> _Problem statement_
Repeat the entries exactly as they stand.

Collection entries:

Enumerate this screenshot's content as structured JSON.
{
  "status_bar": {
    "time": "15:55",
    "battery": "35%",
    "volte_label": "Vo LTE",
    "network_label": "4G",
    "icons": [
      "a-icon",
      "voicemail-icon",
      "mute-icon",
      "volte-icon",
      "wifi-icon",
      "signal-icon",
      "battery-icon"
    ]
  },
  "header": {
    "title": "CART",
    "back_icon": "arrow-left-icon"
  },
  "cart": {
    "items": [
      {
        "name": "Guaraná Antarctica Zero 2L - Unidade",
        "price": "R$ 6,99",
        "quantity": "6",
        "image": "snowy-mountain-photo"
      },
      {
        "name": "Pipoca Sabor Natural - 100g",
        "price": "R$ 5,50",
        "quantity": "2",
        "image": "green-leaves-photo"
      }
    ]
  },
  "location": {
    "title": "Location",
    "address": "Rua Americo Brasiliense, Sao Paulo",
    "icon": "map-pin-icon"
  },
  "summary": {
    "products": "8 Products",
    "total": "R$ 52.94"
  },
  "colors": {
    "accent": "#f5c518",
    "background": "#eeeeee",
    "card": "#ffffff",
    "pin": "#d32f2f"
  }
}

> _The completed task_
Enumerate this screenshot's content as structured JSON.
{
  "status_bar": {
    "time": "15:55",
    "battery": "35%",
    "volte_label": "Vo LTE",
    "network_label": "4G",
    "icons": [
      "a-icon",
      "voicemail-icon",
      "mute-icon",
      "volte-icon",
      "wifi-icon",
      "signal-icon",
      "battery-icon"
    ]
  },
  "header": {
    "title": "CART",
    "back_icon": "arrow-left-icon"
  },
  "cart": {
    "items": [
      {
        "name": "Guaraná Antarctica Zero 2L - Unidade",
        "price": "R$ 6,99",
        "quantity": "6",
        "image": "snowy-mountain-photo"
      },
      {
        "name": "Pipoca Sabor Natural - 100g",
        "price": "R$ 5,50",
        "quantity": "2",
        "image": "green-leaves-photo"
      }
    ]
  },
  "location": {
    "title": "Location",
    "address": "Rua Americo Brasiliense, Sao Paulo",
    "icon": "map-pin-icon"
  },
  "summary": {
    "products": "8 Products",
    "total": "R$ 52.94"
  },
  "colors": {
    "accent": "#f5c518",
    "background": "#eeeeee",
    "card": "#ffffff",
    "pin": "#d32f2f"
  }
}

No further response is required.